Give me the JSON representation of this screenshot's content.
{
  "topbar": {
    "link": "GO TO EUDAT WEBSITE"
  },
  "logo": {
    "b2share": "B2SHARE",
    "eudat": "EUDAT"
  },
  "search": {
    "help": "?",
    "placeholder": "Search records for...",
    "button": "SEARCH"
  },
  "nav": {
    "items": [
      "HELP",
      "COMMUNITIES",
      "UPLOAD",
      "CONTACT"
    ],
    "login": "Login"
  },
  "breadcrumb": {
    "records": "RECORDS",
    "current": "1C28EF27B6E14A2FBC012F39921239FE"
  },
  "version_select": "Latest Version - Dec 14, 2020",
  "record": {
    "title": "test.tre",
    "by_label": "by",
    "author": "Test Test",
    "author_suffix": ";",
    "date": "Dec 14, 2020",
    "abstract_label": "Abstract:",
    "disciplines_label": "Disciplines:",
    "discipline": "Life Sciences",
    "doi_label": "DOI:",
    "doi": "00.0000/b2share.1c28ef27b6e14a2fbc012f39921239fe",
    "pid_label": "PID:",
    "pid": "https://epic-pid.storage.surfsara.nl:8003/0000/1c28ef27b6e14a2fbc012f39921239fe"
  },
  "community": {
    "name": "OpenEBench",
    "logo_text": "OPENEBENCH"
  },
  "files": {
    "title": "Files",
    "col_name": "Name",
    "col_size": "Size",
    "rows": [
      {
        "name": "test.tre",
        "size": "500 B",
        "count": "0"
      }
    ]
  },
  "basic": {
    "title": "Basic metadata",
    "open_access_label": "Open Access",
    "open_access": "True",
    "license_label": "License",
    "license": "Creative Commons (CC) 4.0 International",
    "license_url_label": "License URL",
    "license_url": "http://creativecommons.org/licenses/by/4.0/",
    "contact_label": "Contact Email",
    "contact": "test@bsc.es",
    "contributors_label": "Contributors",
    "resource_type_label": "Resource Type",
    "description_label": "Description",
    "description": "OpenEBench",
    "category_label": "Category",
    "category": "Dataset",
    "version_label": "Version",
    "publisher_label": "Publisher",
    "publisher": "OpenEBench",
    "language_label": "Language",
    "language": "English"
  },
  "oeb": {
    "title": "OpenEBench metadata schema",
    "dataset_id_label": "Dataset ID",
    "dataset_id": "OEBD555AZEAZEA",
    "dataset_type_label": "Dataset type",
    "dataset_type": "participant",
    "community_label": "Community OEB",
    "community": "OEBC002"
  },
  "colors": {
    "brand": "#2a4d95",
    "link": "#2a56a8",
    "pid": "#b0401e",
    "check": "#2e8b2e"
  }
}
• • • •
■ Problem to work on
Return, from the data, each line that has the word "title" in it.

■ Written response
    "title": "test.tre",
    "title": "Files",
    "title": "Basic metadata",
    "title": "OpenEBench metadata schema",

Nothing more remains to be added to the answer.